Crossbreeding to help revitalize endangered deer
The United Kingdom will further help to revitalize the milu deer in China through introducing different species for crossbreeding with the support of World Wide Fund for Nature.
On Friday, WWF signed a memorandum of understanding with the Forestry Department of Hunan province to promote crossbreeding of milu, known as Pere David Deer in the West, between Europe and China.
The UK’s Princess Anne was invited as a distinguished guest.
Under the plan revealed by WWF, milu from Woburn Abbey Deer Park in the UK will travel to China for breeding younger generations to avoid degeneration of the gene pool.
As one of the largest conservation parks in Europe, Woburn Abbey Deer Park holds nine deer species, among which seven originated from Asia, including the critically endangered milu deer that at one point had been extinct in the wild in China.
The 22 deer have returned to their native habitat of Beijing as a gift from the Marquis of Tavistock of Woburn Abbey.
According to WWF, 6,000 milu are now living worldwide, with about 5,000 in China and the rest in Europe.

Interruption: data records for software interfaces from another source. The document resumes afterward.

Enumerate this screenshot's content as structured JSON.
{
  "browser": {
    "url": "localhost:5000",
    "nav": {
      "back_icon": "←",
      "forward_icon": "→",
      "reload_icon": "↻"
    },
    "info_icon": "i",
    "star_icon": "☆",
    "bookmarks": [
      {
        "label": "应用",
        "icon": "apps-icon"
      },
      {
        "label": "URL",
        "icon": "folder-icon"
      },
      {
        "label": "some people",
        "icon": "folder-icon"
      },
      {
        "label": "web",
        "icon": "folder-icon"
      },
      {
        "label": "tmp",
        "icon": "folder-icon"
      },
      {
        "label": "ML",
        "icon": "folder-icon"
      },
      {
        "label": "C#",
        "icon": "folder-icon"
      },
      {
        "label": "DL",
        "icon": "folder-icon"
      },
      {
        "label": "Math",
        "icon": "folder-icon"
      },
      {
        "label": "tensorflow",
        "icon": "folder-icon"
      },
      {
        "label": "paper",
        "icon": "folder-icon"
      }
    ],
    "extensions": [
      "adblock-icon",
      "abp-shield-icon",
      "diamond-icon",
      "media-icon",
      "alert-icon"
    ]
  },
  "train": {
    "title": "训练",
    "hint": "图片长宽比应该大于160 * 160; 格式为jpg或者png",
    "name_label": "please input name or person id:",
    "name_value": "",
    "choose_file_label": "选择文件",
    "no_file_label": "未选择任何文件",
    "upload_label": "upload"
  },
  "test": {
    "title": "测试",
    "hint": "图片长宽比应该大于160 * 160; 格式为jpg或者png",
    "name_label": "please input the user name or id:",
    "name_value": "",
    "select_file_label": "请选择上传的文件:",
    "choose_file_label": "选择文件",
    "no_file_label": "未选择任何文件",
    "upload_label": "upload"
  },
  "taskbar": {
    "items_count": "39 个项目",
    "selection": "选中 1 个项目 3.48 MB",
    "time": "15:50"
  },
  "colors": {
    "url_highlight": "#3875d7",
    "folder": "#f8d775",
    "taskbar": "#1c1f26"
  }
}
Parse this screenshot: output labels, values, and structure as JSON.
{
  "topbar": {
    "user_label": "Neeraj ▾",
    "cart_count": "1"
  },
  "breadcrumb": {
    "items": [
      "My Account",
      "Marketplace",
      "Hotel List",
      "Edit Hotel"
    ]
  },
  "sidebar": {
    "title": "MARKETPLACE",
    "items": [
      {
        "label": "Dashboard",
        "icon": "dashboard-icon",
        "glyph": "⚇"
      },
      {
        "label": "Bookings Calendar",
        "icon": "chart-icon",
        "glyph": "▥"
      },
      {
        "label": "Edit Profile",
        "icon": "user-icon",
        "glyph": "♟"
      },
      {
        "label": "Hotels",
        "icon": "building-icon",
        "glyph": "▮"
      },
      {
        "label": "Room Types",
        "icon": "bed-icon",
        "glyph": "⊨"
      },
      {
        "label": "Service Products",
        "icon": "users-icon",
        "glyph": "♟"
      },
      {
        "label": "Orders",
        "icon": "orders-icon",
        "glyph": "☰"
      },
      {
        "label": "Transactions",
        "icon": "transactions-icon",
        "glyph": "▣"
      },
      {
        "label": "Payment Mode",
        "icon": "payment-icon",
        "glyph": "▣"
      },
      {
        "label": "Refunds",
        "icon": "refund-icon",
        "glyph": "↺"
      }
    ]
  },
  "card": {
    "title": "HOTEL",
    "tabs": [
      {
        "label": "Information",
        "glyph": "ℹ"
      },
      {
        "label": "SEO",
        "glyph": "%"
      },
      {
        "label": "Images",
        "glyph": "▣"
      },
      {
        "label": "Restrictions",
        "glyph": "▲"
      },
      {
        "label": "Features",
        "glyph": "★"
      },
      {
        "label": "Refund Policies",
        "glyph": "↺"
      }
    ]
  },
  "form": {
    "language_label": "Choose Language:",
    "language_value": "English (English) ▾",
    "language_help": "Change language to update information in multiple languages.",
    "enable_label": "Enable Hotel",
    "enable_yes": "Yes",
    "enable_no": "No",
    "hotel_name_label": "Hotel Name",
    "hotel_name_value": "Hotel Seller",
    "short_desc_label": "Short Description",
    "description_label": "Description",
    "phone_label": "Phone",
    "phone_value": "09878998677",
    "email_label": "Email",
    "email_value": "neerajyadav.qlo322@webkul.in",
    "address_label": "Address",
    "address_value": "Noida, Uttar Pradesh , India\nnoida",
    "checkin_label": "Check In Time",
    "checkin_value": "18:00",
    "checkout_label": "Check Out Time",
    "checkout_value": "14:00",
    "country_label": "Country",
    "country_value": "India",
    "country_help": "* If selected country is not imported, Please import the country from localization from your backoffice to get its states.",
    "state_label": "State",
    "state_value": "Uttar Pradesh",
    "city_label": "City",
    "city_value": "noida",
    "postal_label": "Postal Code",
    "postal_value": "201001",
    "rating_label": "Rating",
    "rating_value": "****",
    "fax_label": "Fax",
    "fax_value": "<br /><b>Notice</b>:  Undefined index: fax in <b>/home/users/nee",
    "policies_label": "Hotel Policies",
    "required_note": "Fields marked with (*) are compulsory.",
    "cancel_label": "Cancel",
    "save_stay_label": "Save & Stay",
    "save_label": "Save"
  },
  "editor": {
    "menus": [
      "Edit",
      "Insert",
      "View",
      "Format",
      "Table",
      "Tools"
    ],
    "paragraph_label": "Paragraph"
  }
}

As many as 600 milu in China live in the wild in Hubei and Hunan provinces along the Yangtze River.
However, due to decades of breeding with other deer, the group’s genes are suffering from degeneration.
“The survival and growth of milu is representative of a harmonious relationship between humans and nature,” said Ren Wenwei, water practice leader of WWF China.
He said the crossbreeding program will further promote international cooperation and boost cross-regional communication between research institutes.
Hunan is now the world’s largest habitat of wild milu (about 100 to 120), which traveled from bordering Hubei province in 1998 due to a flood, according to Deng Sanlong, head of the Hunan Forestry Department.
“We will launch several research programs to follow the crossbreeding process and help them to go into the wild,” Deng said.